Nearly half of home health providers anticipate decreasing their therapy utilization in 2020 in response to the Patient-Driven Groupings Model (PDGM), a payment overhaul from the Centers for Medicare & Medicaid Services (CMS) that is partially designed to refocus the industry toward nursing.
Among its changes, PDGM shifts home health payment away from existing therapy thresholds and toward patient characteristics. Federal watchdogs have suggested in the past that home health providers have grown unfairly profitable because of the over-delivery of therapy services.
“CMS has been saying for several years that we need to do away with this therapy-driven model, even though they’re the ones who came up with it,” J’non Griffin, president of Home Health Solutions LLC, previously told Home Health Care News. “PDGM takes us back to more of a nursing-focused model, not that therapy isn’t important anymore.”
Insight into how home health providers plan to change their therapy strategy in 2020 comes from new survey data compiled by the National Association for Home Care & Hospice (NAHC). The survey features responses from 685 home health providers across the U.S., the majority of which are free-standing agencies.
NAHC President William A. Dombi and Kornetti & Krafft Health Care Solutions owner Cindy Krafft — a physical therapist — highlighted key results during a Tuesday webinar.
“I know, as a therapist, my brothers and sisters in the therapy universe get a little antsy … thinking that [PDGM] is going to be the death knell for therapy and that therapists are all going to lose their jobs,” said Krafft, who co-founded her health care consulting firm along with fellow PT Diana Kornetti.
Overall, about one-third of participating home health providers said they plan to keep their therapy utilization the same in 2020, according to the NAHC survey. In contrast, 23% of surveyed providers said they expect to decrease utilization by less than 10% — with 25% planning to reduce it by more than 10%.
About 16% of participating home health providers said they were unsure as to how PDGM will affect their therapy operations. Only 2% said they plan on increasing therapy utilization in response to the payment overhaul.
The fact that some respondents reported being unsure about PDGM’s therapy impact shouldn’t be interpreted as a sign of those providers being unprepared, Dombi said. Rather, it signals the industry avoiding any “knee-jerk reactions.”
“That does not mean they’re unprepared,” he said. “It may mean that their preparation is taking a little bit more time, or they’re waiting because adjustments are ongoing.”
Washington, D.C.-based NAHC is a nonprofit advocacy organization that represents more than 33,000 home care and hospice organizations.
In addition to gauging the broad change in utilization post-PDGM, the NAHC survey also gathered information on home health provider’s views on adopting remote patient monitoring and other telehealth tools specific to therapy.
Once PDGM goes live, providers will generally need to become more cost-sensitive when delivering therapy services in the home setting.
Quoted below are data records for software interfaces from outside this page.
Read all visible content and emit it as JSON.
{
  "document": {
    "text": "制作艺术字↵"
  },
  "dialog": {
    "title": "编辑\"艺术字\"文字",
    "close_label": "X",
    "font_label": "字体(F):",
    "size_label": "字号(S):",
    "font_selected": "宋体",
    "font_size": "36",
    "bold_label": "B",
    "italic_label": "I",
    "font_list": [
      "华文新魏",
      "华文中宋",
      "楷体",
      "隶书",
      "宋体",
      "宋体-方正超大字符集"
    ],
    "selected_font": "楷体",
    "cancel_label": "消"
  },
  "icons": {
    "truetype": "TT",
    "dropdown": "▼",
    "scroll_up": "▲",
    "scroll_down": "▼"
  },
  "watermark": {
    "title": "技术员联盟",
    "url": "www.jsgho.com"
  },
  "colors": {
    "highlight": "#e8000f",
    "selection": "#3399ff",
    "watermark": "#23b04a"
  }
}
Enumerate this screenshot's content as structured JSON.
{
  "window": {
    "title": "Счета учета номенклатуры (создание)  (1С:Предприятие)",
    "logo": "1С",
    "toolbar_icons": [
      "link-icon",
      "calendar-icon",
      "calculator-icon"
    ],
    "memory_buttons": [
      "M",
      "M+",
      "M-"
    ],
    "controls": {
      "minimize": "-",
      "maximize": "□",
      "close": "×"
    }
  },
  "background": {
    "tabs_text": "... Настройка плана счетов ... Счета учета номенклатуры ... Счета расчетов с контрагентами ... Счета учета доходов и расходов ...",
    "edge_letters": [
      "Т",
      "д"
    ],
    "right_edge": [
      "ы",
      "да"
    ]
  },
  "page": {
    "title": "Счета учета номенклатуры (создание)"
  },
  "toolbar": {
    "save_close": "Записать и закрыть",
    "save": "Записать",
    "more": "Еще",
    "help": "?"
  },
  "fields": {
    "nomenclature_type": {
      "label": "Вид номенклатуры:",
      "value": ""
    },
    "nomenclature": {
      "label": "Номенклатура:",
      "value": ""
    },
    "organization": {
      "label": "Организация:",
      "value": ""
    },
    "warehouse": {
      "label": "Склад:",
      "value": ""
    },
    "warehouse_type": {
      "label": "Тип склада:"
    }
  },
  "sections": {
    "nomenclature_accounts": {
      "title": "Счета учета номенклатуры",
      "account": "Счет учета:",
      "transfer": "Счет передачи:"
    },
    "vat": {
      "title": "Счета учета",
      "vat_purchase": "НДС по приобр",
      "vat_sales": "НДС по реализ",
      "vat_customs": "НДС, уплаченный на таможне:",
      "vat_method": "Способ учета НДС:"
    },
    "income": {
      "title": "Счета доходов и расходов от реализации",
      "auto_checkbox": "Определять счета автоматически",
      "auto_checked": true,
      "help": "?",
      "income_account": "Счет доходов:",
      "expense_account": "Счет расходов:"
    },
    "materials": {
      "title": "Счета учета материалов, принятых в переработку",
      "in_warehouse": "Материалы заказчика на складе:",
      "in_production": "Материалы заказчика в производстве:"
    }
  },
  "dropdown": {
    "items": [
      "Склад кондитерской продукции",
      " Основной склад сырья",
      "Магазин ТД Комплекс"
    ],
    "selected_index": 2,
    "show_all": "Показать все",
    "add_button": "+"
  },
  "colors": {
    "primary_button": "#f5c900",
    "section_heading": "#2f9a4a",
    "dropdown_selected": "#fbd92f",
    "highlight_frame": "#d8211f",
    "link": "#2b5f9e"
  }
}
Used appropriately, experts say, telehealth tools can eliminate the need for certain in-person therapy visits without negatively impacting patient care.
More than one-quarter of home health providers that participated in the NAHC survey said they are actively exploring telehealth technology specific to therapy. More than 5% said they anticipated an increased use of therapy telehealth tools in 2020.
“I think that a lot of the telehealth conversation that we know it today — with remote monitoring — has always been packaged in-line with, ‘This will reduce your nursing visits,'” Krafft said. “There’s been technology similar to that for rehab for a long time, yet it hasn’t really found it’s way into home health, I believe, because the perception was using this technology might decrease my therapy visits. In the PPS [model] that stands today, decreasing therapy visits wasn’t necessarily seen as financially a good idea.”
PDGM may open the floodgates, she said.